At Medium, New York–based author Glynnis MacNicol describes the eerie emptiness, but also the quiet beauty, of the city amidst the Covid-19 outbreak. She writes that virus has shut down much of what makes New York what it is: bustling streets, rich social encounters, an endless variety of cultural activities. But the city retains much of its coarse charm, suggests MacNicol; it’s just a matter of learning to love it in a new way: “Now the challenge is how to be a New Yorker without New York.”
The witchy New York hour between yesterday and today is now the New York of all day, every day. A nightmarish bizarro world set to the soundtrack of sirens. Everything is still here, but off. Even as I thrilled to the empty streets — rounding Columbus Circle in an uninterrupted sweep that made me think of the red-tailed hawks I now enviously watch gracefully circling the skies over my neighborhood — I couldn’t escape the ominous sense that the city had slipped its axis. It was the wrong time of year for this empty, the wrong time of day. The sun itself felt in the wrong place, and the light hit at odd angles. The beat of the city was now the beat of an unhealthy heart, lurching unevenly from one pulse to the next.

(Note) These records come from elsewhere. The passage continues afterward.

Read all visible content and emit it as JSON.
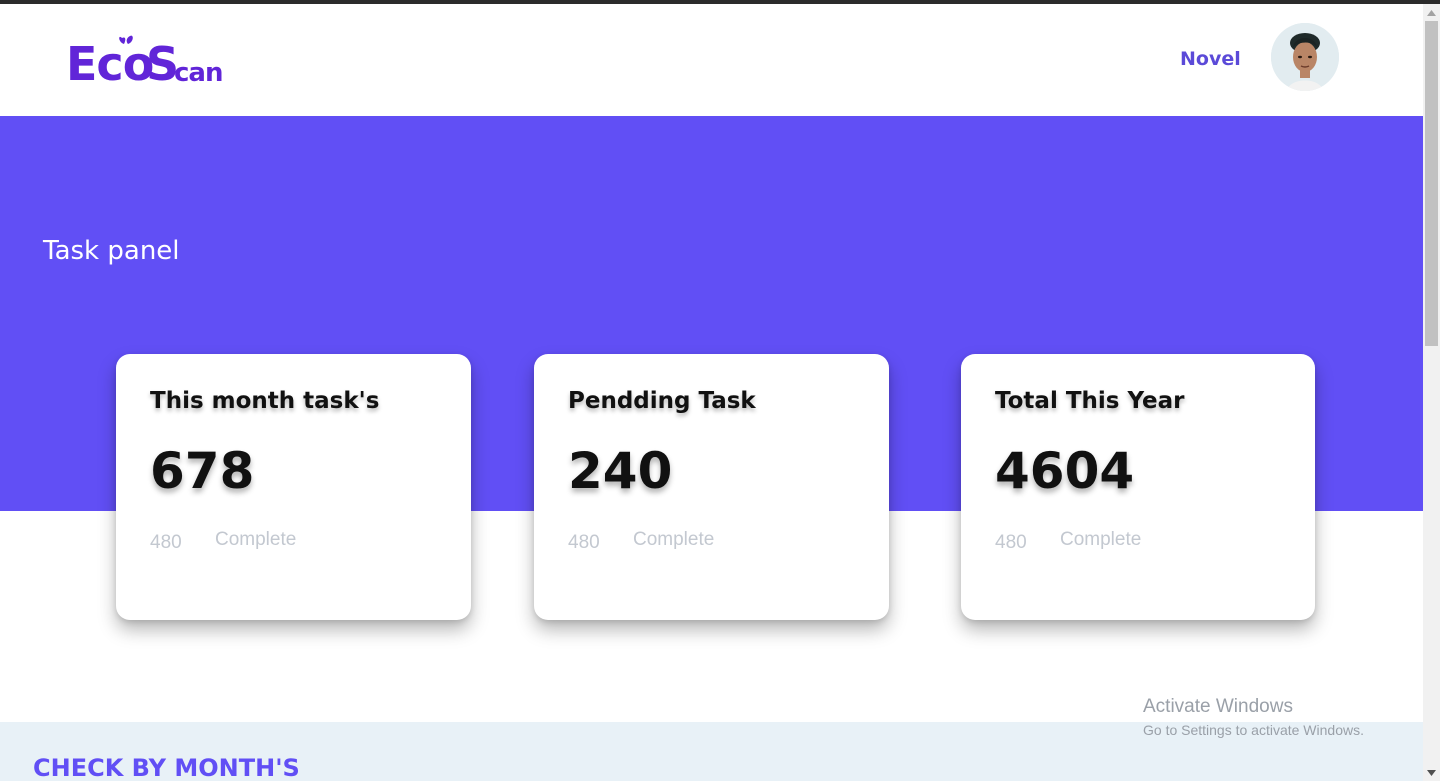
{
  "brand": {
    "logo_part1": "Eco",
    "logo_part2": "S",
    "logo_part3": "can",
    "color": "#6125d8"
  },
  "header": {
    "user_name": "Novel"
  },
  "hero": {
    "title": "Task panel",
    "background": "#614ff5"
  },
  "cards": [
    {
      "title": "This month task's",
      "value": "678",
      "count": "480",
      "status": "Complete"
    },
    {
      "title": "Pendding Task",
      "value": "240",
      "count": "480",
      "status": "Complete"
    },
    {
      "title": "Total This Year",
      "value": "4604",
      "count": "480",
      "status": "Complete"
    }
  ],
  "month_section": {
    "title": "CHECK BY MONTH'S"
  },
  "watermark": {
    "title": "Activate Windows",
    "subtitle": "Go to Settings to activate Windows."
  },
  "icons": {
    "scroll_up": "chevron-up-icon",
    "scroll_down": "chevron-down-icon",
    "logo_leaf": "leaf-icon"
  }
}
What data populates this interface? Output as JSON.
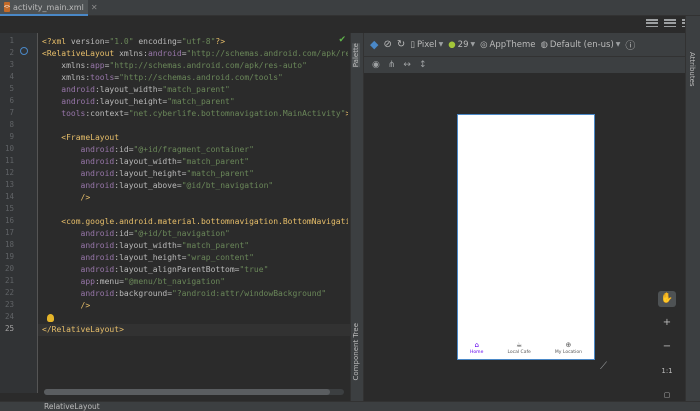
{
  "tab": {
    "title": "activity_main.xml",
    "icon": "xml-file-icon"
  },
  "editor": {
    "line_numbers": [
      "1",
      "2",
      "3",
      "4",
      "5",
      "6",
      "7",
      "8",
      "9",
      "10",
      "11",
      "12",
      "13",
      "14",
      "15",
      "16",
      "17",
      "18",
      "19",
      "20",
      "21",
      "22",
      "23",
      "24",
      "25"
    ],
    "current_line": "25",
    "lines": [
      [
        [
          "pi",
          "<?xml "
        ],
        [
          "at",
          "version="
        ],
        [
          "st",
          "\"1.0\" "
        ],
        [
          "at",
          "encoding="
        ],
        [
          "st",
          "\"utf-8\""
        ],
        [
          "pi",
          "?>"
        ]
      ],
      [
        [
          "tg",
          "<RelativeLayout "
        ],
        [
          "at",
          "xmlns:"
        ],
        [
          "ns",
          "android"
        ],
        [
          "at",
          "="
        ],
        [
          "st",
          "\"http://schemas.android.com/apk/res/"
        ]
      ],
      [
        [
          "at",
          "    xmlns:"
        ],
        [
          "ns",
          "app"
        ],
        [
          "at",
          "="
        ],
        [
          "st",
          "\"http://schemas.android.com/apk/res-auto\""
        ]
      ],
      [
        [
          "at",
          "    xmlns:"
        ],
        [
          "ns",
          "tools"
        ],
        [
          "at",
          "="
        ],
        [
          "st",
          "\"http://schemas.android.com/tools\""
        ]
      ],
      [
        [
          "ns",
          "    android"
        ],
        [
          "at",
          ":layout_width="
        ],
        [
          "st",
          "\"match_parent\""
        ]
      ],
      [
        [
          "ns",
          "    android"
        ],
        [
          "at",
          ":layout_height="
        ],
        [
          "st",
          "\"match_parent\""
        ]
      ],
      [
        [
          "ns",
          "    tools"
        ],
        [
          "at",
          ":context="
        ],
        [
          "st",
          "\"net.cyberlife.bottomnavigation.MainActivity\""
        ],
        [
          "tg",
          ">"
        ]
      ],
      [],
      [
        [
          "tg",
          "    <FrameLayout"
        ]
      ],
      [
        [
          "ns",
          "        android"
        ],
        [
          "at",
          ":id="
        ],
        [
          "st",
          "\"@+id/fragment_container\""
        ]
      ],
      [
        [
          "ns",
          "        android"
        ],
        [
          "at",
          ":layout_width="
        ],
        [
          "st",
          "\"match_parent\""
        ]
      ],
      [
        [
          "ns",
          "        android"
        ],
        [
          "at",
          ":layout_height="
        ],
        [
          "st",
          "\"match_parent\""
        ]
      ],
      [
        [
          "ns",
          "        android"
        ],
        [
          "at",
          ":layout_above="
        ],
        [
          "st",
          "\"@id/bt_navigation\""
        ]
      ],
      [
        [
          "tg",
          "        />"
        ]
      ],
      [],
      [
        [
          "tg",
          "    <com.google.android.material.bottomnavigation.BottomNavigation"
        ]
      ],
      [
        [
          "ns",
          "        android"
        ],
        [
          "at",
          ":id="
        ],
        [
          "st",
          "\"@+id/bt_navigation\""
        ]
      ],
      [
        [
          "ns",
          "        android"
        ],
        [
          "at",
          ":layout_width="
        ],
        [
          "st",
          "\"match_parent\""
        ]
      ],
      [
        [
          "ns",
          "        android"
        ],
        [
          "at",
          ":layout_height="
        ],
        [
          "st",
          "\"wrap_content\""
        ]
      ],
      [
        [
          "ns",
          "        android"
        ],
        [
          "at",
          ":layout_alignParentBottom="
        ],
        [
          "st",
          "\"true\""
        ]
      ],
      [
        [
          "ns",
          "        app"
        ],
        [
          "at",
          ":menu="
        ],
        [
          "st",
          "\"@menu/bt_navigation\""
        ]
      ],
      [
        [
          "ns",
          "        android"
        ],
        [
          "at",
          ":background="
        ],
        [
          "st",
          "\"?android:attr/windowBackground\""
        ]
      ],
      [
        [
          "tg",
          "        />"
        ]
      ],
      [],
      [
        [
          "tg",
          "</RelativeLayout>"
        ]
      ]
    ]
  },
  "side_panel": {
    "palette": "Palette",
    "component_tree": "Component Tree"
  },
  "right_panel": {
    "attributes": "Attributes"
  },
  "design_toolbar": {
    "device": "Pixel",
    "api_level": "29",
    "theme": "AppTheme",
    "locale": "Default (en-us)"
  },
  "bottom_nav": {
    "items": [
      {
        "label": "Home",
        "icon": "home-icon",
        "active": true
      },
      {
        "label": "Local Cafe",
        "icon": "cafe-icon",
        "active": false
      },
      {
        "label": "My Location",
        "icon": "location-icon",
        "active": false
      }
    ]
  },
  "zoom": {
    "plus": "+",
    "minus": "−",
    "ratio": "1:1"
  },
  "status": {
    "breadcrumb": "RelativeLayout"
  },
  "colors": {
    "accent": "#4a88c7",
    "nav_active": "#6200ee",
    "xml_tag": "#e8bf6a",
    "xml_string": "#6a8759",
    "xml_namespace": "#9876aa"
  }
}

Image: Coronavirus sunset, NYC. By Eden, Janine and Jim - CC BY 2.0. Via Wikimedia Commons.